Janhvi Kapoor is a promising actress of this generation. Working hard on her films the Sridevi daughter felt worthless for belonging to a filmy family. The young actress was busy promoting her latest movie Good Luck Jerry, which is a remake of Tamil film Kolamavu Kokila. The black comedy movie is streaming on Disney+ Hotstar. While promoting her film Good Luck Jerry on the B4U podcast Hear It Hear with Suchitra Pillai and Sudhi Sachdev, Janhvi Kapoor spoke on how she was made feel worthless. She was only recognized as a star kid instead of her work.
The actress said: “During Dhadak and Gunjan, I have been made to feel that I got everything on a platter, and I got things I don’t deserve, which means that I am technically worthless, and I am getting opportunities because of the work my parents have done. At the same time, I also felt overwhelming respect and love for my parents, and I am being given love and work because of that. But the truth is that I love acting and I live for it. I work my ass off to give it back to them for what they have done for me, and because I am doing what I do because of their love. And then I realised that what I can do is to enjoy my work. I do have respect for the fact that other people have lost out on the opportunity. But no thanks. I realised that what I can do is to make sure that I can give it more than my best and my everything.

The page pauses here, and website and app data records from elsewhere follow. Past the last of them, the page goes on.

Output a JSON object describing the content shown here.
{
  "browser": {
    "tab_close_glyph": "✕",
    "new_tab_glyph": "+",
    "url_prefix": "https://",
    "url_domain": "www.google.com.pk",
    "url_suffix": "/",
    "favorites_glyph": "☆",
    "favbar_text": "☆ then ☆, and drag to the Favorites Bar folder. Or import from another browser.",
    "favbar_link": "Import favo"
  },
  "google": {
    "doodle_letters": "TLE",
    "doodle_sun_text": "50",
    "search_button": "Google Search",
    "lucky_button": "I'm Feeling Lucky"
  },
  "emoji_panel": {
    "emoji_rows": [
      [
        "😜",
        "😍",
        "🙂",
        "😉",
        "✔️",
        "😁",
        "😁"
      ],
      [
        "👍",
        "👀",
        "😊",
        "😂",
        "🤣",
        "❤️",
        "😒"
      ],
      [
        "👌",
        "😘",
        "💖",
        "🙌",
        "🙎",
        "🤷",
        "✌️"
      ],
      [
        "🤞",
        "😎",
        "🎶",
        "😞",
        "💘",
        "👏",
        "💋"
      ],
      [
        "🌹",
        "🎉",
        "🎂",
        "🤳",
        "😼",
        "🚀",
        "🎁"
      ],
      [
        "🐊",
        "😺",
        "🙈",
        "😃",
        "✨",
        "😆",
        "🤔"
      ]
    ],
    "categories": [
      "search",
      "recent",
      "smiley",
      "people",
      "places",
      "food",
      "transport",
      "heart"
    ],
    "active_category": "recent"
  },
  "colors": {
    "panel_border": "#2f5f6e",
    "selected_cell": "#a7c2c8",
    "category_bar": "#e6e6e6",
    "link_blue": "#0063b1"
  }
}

I don’t know about the beauty and talent I have, that you mention, but I do I know about the hard work I have put in for all my films.”
Janhvi also spoke about the Aanand L Rai-produced film, directed by Sidharth Sengupta, Good Luck Jerry as to how she worked on her diction. “I started training for my diction and dialect, and there is a specific rhythm to the Bihari accent and it’s so meetha. Once you tap into the rhythm it’s difficult to get out of it. And then I was playing a girl from Bihar, in Punjab, amongst a gang, and I was the only girl in a group of thugs. They were all in character, and most technicians were also male. They did make me comfortable, but it does feel funny because there are these very sweaty groups of men whose job is to intimidate you. I was not allowed to go back into the van because my character never had such privileges. I suddenly realised that we actors have such privileges when everyone including the light dadas and others are sweating it out on the set,” she added.